We have spent an historical average of about 8% of GDP on defense, in part because we have not spent enough in peacetime to prepare for, and deter, war. We can’t know who may challenge us in the future, or where, or when. Today, we are more in the range of 3% of GDP. But it is reckless to press our luck or gamble with our children’s future. To think we can’t afford an insurance policy of roughly 3.5% of GDP today to deter the adversaries of tomorrow and underpin our prosperity, and by extension, peace and stability around the globe, is simply wrong. When compared with the cost in dollars and human lives if we fail to do so, it is cheap at that price.

It’s interesting here to consider once again the situation in 1950. President Truman’s bottom-line figure of $15 billion represented 32 percent of the federal budget, or just 5 percent of the GDP. The jump in spending to $48 billion the war necessitated represented more than 15 percent of the GDP. If history is our guide, it suggests strongly that we are much wiser to pay the premium now than to pay in blood and treasure later.

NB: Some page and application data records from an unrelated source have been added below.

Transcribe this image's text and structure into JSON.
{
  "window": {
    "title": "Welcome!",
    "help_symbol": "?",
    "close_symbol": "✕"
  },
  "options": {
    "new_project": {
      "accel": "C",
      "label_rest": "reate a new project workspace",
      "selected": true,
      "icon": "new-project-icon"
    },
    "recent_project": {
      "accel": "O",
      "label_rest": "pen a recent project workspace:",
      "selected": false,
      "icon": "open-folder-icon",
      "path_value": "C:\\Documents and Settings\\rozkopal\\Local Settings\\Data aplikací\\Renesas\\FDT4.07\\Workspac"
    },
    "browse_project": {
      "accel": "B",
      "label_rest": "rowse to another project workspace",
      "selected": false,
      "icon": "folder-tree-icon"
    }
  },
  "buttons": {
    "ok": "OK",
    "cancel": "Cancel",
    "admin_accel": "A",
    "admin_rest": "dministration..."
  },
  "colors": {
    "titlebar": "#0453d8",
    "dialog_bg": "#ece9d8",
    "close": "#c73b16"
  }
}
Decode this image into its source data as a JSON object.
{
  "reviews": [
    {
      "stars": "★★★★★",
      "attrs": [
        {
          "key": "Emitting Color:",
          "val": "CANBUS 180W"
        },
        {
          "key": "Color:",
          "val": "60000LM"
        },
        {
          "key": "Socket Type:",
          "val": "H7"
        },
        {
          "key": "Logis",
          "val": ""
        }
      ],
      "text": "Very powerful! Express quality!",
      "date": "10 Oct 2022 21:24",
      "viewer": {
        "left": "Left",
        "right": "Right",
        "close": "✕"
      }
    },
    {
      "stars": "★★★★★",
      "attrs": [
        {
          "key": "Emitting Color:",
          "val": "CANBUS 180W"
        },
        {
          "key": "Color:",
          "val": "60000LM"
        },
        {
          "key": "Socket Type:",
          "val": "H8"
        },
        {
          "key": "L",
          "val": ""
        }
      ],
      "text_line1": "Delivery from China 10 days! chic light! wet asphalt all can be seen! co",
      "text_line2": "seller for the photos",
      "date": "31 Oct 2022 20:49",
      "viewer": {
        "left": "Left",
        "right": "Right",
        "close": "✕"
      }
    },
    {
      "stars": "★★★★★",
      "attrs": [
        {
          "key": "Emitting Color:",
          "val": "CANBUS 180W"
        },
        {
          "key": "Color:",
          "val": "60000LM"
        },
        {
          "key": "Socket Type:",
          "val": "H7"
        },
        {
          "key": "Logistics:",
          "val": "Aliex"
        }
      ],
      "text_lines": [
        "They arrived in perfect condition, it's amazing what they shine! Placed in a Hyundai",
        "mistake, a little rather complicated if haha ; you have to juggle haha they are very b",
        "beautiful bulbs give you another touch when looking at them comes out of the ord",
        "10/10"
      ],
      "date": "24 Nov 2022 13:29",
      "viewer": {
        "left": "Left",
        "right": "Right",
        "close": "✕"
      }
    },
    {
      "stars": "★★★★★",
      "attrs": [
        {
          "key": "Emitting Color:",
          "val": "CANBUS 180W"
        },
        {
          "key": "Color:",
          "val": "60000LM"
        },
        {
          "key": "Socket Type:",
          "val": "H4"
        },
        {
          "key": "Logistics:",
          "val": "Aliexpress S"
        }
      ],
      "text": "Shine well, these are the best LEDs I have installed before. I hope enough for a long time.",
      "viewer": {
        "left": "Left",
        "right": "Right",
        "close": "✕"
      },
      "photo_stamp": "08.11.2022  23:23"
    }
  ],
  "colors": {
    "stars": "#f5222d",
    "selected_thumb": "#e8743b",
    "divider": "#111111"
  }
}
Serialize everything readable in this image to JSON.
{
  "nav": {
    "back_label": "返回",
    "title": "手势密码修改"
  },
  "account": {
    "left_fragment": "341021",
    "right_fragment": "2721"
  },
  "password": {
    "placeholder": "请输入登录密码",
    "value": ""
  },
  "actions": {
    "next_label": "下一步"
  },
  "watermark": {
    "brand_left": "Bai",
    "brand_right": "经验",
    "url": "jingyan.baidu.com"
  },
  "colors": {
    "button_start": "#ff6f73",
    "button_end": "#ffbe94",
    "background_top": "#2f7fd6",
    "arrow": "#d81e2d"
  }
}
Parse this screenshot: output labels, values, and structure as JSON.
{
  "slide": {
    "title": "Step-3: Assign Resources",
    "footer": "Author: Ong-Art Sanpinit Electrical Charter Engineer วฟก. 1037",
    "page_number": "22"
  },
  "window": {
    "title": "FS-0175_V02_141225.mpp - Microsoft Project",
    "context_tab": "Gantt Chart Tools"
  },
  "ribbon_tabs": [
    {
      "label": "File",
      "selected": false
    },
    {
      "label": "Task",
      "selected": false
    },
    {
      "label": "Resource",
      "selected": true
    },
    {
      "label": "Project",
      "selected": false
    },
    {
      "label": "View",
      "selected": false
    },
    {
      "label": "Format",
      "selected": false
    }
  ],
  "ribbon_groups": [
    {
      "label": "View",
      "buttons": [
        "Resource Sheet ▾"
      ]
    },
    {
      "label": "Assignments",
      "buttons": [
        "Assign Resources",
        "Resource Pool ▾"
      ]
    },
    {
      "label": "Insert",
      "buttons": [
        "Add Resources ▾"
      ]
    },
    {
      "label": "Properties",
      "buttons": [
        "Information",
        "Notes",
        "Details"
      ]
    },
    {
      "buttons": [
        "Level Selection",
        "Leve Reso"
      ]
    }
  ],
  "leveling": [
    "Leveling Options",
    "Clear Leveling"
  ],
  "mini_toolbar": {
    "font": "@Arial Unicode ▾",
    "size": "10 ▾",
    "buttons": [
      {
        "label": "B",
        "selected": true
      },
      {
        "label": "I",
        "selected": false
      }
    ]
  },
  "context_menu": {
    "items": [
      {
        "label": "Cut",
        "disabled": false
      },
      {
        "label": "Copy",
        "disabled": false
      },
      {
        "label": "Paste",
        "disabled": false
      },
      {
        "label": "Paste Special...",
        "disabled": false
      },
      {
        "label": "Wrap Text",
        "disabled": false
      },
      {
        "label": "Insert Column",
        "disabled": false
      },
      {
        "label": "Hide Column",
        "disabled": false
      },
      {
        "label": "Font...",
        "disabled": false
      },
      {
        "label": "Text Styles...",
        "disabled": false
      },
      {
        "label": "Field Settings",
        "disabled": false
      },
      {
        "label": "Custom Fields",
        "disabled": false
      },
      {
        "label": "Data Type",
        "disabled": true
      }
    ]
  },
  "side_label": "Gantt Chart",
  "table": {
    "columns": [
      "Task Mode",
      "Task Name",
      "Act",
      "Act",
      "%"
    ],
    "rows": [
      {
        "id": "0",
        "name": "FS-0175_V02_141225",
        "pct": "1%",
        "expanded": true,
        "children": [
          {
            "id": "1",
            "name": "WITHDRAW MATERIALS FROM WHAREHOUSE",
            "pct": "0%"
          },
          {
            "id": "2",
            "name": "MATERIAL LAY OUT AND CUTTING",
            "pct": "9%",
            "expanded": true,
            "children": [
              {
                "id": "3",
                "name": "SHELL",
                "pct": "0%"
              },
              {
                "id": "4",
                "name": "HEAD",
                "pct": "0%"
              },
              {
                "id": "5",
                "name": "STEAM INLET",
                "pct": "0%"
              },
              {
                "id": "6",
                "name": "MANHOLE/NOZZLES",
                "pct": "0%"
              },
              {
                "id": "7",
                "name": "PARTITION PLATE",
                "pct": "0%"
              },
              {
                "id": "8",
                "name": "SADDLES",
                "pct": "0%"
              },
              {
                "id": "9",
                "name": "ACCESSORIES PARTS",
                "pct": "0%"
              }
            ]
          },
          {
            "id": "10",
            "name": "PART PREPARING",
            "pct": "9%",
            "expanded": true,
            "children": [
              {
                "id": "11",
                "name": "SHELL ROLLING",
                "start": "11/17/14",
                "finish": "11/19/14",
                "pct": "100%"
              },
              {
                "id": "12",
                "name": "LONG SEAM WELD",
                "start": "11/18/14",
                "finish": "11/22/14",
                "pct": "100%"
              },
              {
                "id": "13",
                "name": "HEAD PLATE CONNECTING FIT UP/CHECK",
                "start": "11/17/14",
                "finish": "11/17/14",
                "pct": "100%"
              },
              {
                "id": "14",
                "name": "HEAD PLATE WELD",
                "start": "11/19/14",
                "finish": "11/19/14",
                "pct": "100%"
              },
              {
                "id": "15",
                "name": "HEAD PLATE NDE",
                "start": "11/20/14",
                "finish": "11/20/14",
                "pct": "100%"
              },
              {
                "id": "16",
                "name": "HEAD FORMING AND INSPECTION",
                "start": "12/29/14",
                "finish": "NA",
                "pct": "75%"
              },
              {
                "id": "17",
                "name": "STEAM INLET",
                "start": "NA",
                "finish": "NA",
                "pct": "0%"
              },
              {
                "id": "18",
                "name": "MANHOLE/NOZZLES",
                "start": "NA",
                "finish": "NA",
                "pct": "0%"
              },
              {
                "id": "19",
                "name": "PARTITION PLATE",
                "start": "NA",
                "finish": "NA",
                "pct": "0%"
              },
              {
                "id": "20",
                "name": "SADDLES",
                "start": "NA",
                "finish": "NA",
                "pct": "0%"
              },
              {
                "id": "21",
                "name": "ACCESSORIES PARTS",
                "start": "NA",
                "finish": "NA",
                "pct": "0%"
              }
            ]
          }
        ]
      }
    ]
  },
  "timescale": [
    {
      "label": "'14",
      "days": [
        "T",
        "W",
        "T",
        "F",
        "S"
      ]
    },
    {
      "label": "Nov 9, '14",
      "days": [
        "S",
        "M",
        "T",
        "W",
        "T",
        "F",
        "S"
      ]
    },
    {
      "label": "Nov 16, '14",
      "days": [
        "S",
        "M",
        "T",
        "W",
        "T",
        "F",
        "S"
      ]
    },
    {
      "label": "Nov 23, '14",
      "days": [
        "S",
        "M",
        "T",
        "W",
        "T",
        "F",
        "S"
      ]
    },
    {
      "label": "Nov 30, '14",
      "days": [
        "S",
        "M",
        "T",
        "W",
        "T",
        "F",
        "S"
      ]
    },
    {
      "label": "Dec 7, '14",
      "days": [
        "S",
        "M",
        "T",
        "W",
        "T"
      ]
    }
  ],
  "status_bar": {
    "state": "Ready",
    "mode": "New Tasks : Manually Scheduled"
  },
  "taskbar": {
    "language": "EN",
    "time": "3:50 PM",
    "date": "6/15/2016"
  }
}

Much remains to be done, and we know that fixing and transforming our force is a joint responsibility, one that requires a close partnership between Congress and the Executive Branch. It is a responsibility we have to our nation’s service members; it is a responsibility we have to future generations. The force we build today will benefit our successors—and help ensure peace and prosperity for our children and grandchildren.

We look forward to working with you to rehabilitate today’s force, and build the force of the future. We earnestly seek your support in this important and noble mission. Thank you.